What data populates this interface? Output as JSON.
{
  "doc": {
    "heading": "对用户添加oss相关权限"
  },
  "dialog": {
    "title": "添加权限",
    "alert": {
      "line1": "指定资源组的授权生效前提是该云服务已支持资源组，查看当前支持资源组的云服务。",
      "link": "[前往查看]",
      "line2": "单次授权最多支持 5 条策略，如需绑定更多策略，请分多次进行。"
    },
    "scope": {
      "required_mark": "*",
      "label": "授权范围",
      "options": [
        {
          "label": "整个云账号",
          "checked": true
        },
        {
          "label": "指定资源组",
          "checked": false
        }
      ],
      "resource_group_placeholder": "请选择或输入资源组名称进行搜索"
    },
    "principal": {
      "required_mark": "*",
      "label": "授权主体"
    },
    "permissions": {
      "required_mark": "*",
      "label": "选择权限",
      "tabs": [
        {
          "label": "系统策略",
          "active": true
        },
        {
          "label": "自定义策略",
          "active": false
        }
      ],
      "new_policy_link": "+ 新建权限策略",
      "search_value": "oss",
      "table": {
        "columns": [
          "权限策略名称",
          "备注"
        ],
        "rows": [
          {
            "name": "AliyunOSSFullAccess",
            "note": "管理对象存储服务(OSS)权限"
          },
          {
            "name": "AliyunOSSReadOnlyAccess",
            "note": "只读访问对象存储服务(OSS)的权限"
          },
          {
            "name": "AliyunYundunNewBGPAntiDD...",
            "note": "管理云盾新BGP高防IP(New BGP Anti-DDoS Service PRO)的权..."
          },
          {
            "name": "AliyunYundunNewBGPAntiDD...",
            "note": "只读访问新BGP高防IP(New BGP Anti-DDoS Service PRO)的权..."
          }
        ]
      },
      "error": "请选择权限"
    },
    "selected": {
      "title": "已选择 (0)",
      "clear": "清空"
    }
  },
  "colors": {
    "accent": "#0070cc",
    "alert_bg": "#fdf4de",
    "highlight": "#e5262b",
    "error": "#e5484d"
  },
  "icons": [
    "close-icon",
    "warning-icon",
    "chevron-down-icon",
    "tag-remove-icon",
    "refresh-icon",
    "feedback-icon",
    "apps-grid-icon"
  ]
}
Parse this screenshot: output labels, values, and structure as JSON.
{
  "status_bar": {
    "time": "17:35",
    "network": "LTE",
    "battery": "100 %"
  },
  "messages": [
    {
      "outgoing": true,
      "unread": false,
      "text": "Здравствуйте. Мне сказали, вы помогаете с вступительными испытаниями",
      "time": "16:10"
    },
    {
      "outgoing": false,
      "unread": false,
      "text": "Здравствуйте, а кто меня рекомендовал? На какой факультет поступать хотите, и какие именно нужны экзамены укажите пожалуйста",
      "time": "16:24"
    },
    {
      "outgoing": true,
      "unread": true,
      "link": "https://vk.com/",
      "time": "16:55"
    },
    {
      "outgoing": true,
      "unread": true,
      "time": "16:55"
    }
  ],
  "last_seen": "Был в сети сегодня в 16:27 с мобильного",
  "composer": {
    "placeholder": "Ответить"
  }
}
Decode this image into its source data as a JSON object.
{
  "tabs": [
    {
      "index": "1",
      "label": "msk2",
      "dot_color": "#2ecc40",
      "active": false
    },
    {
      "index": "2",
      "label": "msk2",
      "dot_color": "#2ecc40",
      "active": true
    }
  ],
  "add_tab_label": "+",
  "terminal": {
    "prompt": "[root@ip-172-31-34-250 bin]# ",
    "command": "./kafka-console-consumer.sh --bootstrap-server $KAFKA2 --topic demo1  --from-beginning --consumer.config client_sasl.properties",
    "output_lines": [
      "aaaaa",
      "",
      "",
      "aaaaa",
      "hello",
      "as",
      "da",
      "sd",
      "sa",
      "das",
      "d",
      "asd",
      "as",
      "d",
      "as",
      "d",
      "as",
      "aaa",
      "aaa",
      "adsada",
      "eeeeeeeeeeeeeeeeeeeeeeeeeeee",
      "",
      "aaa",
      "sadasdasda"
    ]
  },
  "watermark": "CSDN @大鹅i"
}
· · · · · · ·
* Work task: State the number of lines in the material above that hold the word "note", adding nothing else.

* Task answer: 4